* [GOAL OF THE EXERCISE]: Retype every record exactly. Leave the pictures out.
*** DATA TO PROCESS ***
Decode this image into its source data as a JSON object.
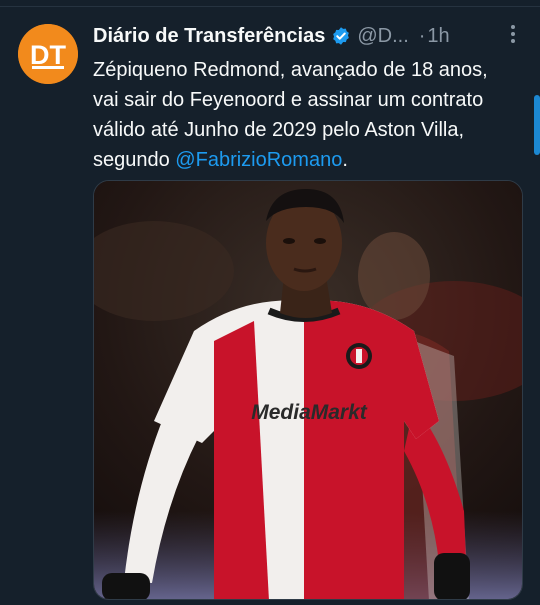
{
  "tweet": {
    "author_name": "Diário de Transferências",
    "handle": "@D...",
    "separator": "·",
    "time": "1h",
    "avatar_text": "DT",
    "text_before_mention": "Zépiqueno Redmond, avançado de 18 anos, vai sair do Feyenoord e assinar um contrato válido até Junho de 2029 pelo Aston Villa, segundo ",
    "mention": "@FabrizioRomano",
    "text_after_mention": ".",
    "media": {
      "shirt_sponsor": "MediaMarkt"
    }
  },
  "colors": {
    "background": "#15202b",
    "accent": "#1d9bf0",
    "avatar": "#f28a1c",
    "text_secondary": "#8b98a5"
  },
  "icons": [
    "verified-badge-icon",
    "more-options-icon"
  ]
}
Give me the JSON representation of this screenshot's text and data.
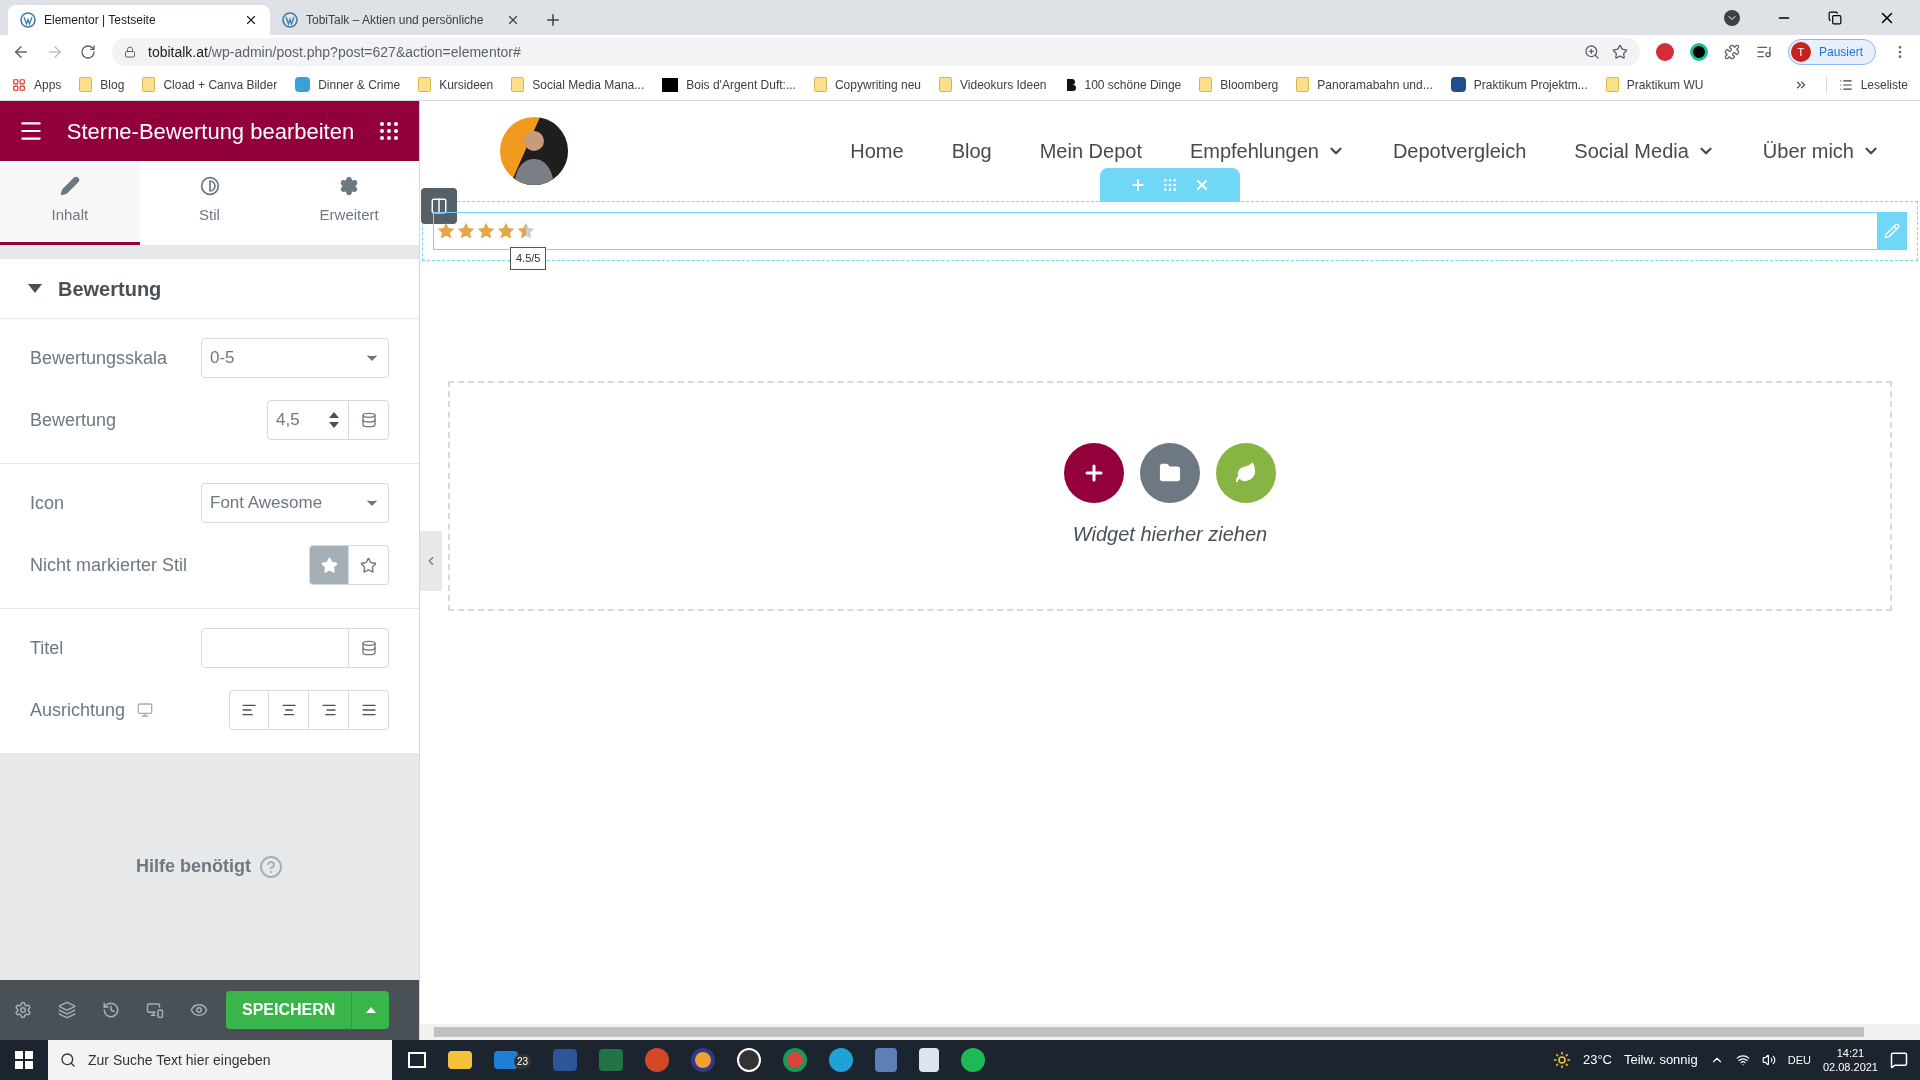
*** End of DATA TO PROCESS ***
* [RESULT]:
Decode this image into its source data as a JSON object.
{
  "tweet": {
    "author_name": "Diário de Transferências",
    "handle": "@D...",
    "separator": "·",
    "time": "1h",
    "avatar_text": "DT",
    "text_before_mention": "Zépiqueno Redmond, avançado de 18 anos, vai sair do Feyenoord e assinar um contrato válido até Junho de 2029 pelo Aston Villa, segundo ",
    "mention": "@FabrizioRomano",
    "text_after_mention": ".",
    "media": {
      "shirt_sponsor": "MediaMarkt"
    }
  },
  "colors": {
    "background": "#15202b",
    "accent": "#1d9bf0",
    "avatar": "#f28a1c",
    "text_secondary": "#8b98a5"
  },
  "icons": [
    "verified-badge-icon",
    "more-options-icon"
  ]
}
Give me the JSON representation of this screenshot's text and data.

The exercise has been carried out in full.